And now, it is to be listed in New York, under the symbol JMIA. The company was co-founded in 2012, by two French nationals Sacha Poignonnec and Jeremy Hodara (pictured above) in Lagos, backed by well-known Berlin-based venture builder Rocket Internet.
Some may dispute the “Africaness” of the company, but it’s a silly point really. Most fast, growing, highly-investible internet startups are a result of complex international collaborations and partnerships.
In fact, they succeed because they have built a multinational network of expertise, skills, shared technology and learning. In any case, Jumia’s market is Africa-focused.
The company has grown like wildfire ever since it got going. At the end of 2018, Jumia claimed it had 81 000 active sellers and four million active consumers, up from 2.7 million at the end of 2017. Jumia’s revenue in 2018 was about €130-million, up from €94-million in 2017.
The wind might just be blowing in the right direction for Jumia, with Africa’s GDP expected to grow by six percent in 2019
The company is not without its challenges though and remains a loss-making enterprise.

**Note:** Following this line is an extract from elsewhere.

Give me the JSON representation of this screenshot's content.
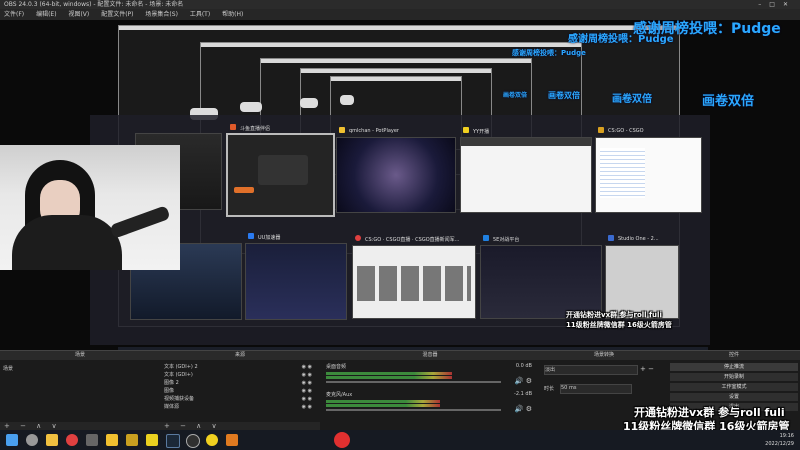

But as we know in the world of rapid-growth startups, no-one lets losses get in the way of a great tech growth story with promises of profits and multiples to come.
Jumia’s platform consists of a marketplace, which connects sellers with consumers, a logistics service, which enables the shipment and delivery of packages from sellers to consumers, and its own bespoke payment service, which facilitates transactions.
The platform offers a wide range of categories, such as fashion and apparel, smartphones, home and living, consumer packaged goods, beauty and perfumes and electronics. Jumia also provides African consumers with easy access to hotel and flight booking, restaurant food delivery, classified advertising, airtime recharge and “instant delivery”.
Market of over €1 trillion
The countries Jumia operates in together accounted for 72% of Africa’s GDP which was €2-trillion, and 74% of African consumer expenditure which was €1.4-trillion in 2018 — according to the IMF and Euromonitor.
Jumia sees e-commerce in Africa as “nascent” but is sees it as “well positioned to grow”. The company claims that just one percent of retail sales for the African countries it operates in take place online.
According to Statista.com, global e-commerce share of total global retail sales in 2018 was around 11.9%, and set to grow to 17.5% in 2021. In China alone, a fact Jumia enthusiastically points out in its IPO document, about 24% of retail sales now take place online.
“We intend to benefit from the expected growth of e-commerce in Africa through the investments that we have made and the extensive local expertise that we have developed since our founding in 2012.
“Through our operations, we have developed a deep understanding of the economic, technical, geographic and cultural complexities that are unique to Africa, and which vary from country to country,” says Jumia in its IPO document.
No Silicon Valley clone
No wonder the company is listing, its current market share speaks of unbridled potential on the African continent in the tech and ecommerce sector.
Jumia attributes its success to its “extensive local knowledge of the logistics and payment landscapes in the markets in which we operate”. In other words, this is not just a Silicon Valley ecommerce clone, but an internet company adapted for African needs and conditions.
The company also took a “mobile-first” approach at the very outset when developing its platform and marketing, taking advantage of the fact that most Africans – by a country mile – access the internet via mobile.
The wind might just be blowing in the right direction for Jumia. With Africa’s GDP expected to grow by six percent in 2019 (a Jumia quoted IMF figure) and a large, fast-growing, young (and therefore internet-savvy) increasingly-urbanised population, Jumia’s success story seems about to become a whole lot more successful.
Matthew Buckland is an investor, entrepreneur, founder of Ventureburn.com.
Featured image: Jumia co-founder Jeremy Hodara (Jumia via Youtube)